• **Required action**:
Nothing but a number is wanted here: the tally of lines in the material below that include "icon".
# # # # #
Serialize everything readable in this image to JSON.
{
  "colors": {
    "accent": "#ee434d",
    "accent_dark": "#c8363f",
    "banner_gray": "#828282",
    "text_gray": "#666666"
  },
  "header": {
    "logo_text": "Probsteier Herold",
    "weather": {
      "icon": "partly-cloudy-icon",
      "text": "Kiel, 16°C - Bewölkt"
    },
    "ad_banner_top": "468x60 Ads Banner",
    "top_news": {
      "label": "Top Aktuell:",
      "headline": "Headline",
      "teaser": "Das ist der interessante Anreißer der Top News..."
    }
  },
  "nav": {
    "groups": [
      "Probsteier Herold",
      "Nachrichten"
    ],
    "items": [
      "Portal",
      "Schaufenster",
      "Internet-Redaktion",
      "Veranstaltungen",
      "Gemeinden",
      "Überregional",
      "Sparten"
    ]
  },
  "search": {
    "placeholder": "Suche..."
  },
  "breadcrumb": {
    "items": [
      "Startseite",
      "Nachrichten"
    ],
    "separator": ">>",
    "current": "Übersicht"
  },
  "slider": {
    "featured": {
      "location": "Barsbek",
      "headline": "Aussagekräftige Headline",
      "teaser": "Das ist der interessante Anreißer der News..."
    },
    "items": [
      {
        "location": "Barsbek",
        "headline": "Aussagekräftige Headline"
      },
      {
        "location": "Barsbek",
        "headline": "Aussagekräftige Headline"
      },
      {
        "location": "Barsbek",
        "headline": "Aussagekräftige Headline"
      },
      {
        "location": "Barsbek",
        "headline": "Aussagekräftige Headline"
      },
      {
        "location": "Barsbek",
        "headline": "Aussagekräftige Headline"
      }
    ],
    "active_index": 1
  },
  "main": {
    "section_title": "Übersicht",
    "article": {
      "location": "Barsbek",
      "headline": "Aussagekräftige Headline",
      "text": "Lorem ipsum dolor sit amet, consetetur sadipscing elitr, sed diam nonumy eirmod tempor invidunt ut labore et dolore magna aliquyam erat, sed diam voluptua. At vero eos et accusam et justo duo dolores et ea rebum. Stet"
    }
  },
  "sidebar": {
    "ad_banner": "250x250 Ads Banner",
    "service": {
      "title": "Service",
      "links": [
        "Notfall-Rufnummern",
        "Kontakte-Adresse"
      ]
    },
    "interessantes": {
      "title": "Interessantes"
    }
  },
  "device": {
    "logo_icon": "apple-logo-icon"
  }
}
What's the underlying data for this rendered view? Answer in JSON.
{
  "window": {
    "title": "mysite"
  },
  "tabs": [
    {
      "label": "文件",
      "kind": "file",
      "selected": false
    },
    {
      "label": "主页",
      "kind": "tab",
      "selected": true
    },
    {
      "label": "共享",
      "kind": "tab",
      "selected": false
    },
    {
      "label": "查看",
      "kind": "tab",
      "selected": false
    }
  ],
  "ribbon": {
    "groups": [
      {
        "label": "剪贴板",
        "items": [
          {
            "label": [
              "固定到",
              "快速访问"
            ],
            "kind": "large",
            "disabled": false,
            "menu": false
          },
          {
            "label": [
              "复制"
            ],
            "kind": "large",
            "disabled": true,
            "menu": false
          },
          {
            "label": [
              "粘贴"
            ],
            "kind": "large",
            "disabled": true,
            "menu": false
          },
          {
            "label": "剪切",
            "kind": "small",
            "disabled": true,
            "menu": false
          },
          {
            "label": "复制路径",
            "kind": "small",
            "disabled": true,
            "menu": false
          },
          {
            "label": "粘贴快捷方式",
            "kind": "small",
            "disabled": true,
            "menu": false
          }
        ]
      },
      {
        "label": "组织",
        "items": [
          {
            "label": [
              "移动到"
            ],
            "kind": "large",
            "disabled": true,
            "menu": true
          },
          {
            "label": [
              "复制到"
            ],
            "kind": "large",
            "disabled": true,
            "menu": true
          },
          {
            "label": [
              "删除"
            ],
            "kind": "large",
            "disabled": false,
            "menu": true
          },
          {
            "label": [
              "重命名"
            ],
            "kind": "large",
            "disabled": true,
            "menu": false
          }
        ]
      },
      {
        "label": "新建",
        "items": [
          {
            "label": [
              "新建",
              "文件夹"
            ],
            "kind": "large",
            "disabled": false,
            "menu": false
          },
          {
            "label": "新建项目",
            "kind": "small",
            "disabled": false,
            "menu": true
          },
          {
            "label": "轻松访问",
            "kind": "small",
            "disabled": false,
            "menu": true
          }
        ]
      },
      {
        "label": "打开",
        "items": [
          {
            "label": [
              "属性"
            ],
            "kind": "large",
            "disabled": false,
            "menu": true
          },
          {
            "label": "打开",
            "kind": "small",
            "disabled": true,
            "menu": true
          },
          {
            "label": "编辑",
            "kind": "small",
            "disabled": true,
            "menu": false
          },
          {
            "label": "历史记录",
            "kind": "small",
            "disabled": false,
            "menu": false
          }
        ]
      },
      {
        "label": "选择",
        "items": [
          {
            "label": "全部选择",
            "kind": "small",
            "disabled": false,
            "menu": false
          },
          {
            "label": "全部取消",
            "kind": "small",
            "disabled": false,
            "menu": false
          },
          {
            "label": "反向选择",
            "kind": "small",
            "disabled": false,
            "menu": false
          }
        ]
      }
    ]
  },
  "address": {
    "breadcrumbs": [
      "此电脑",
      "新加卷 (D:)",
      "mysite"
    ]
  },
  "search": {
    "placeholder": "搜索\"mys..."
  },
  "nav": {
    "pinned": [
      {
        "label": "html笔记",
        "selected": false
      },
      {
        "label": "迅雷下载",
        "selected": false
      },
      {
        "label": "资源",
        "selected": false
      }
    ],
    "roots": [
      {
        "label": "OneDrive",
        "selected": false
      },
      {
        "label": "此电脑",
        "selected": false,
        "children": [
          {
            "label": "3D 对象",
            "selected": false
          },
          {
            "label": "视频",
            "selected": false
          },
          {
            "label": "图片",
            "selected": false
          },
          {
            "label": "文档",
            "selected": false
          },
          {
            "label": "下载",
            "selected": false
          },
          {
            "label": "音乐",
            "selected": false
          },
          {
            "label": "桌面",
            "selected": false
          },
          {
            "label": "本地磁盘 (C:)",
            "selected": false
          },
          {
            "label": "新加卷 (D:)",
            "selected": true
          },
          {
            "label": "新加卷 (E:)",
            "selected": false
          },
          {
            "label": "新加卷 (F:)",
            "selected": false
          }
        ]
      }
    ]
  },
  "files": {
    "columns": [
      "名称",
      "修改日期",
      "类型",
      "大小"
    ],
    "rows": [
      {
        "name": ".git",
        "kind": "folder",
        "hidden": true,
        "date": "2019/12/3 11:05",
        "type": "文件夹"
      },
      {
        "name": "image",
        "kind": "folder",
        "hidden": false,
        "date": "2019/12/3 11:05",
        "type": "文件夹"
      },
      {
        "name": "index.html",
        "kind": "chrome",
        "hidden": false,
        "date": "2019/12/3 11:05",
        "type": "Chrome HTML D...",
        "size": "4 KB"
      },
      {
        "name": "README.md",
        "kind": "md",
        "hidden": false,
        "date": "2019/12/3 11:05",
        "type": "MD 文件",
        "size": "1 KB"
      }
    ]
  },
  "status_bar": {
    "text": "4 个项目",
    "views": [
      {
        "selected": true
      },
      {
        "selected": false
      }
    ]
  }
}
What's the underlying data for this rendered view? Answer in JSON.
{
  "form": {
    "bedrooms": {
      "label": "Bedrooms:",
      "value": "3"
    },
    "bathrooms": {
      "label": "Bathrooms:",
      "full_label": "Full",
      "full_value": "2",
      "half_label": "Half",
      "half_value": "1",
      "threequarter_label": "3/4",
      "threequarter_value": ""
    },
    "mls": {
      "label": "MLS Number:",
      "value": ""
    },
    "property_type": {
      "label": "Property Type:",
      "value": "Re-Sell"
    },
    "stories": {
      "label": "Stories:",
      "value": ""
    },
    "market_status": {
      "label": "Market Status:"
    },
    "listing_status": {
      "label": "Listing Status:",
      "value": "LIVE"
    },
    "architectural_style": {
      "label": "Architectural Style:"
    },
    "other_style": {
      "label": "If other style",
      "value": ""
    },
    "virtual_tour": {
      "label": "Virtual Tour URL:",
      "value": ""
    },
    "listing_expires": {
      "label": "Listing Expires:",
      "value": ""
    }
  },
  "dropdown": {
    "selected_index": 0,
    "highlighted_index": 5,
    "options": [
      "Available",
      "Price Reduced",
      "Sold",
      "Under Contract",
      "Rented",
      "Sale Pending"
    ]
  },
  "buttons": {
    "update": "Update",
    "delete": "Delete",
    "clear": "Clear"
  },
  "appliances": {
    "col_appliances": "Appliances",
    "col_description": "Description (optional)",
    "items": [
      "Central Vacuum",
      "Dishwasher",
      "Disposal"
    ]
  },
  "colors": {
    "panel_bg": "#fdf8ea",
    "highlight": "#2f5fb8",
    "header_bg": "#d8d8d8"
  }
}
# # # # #
• **Your solution**:
2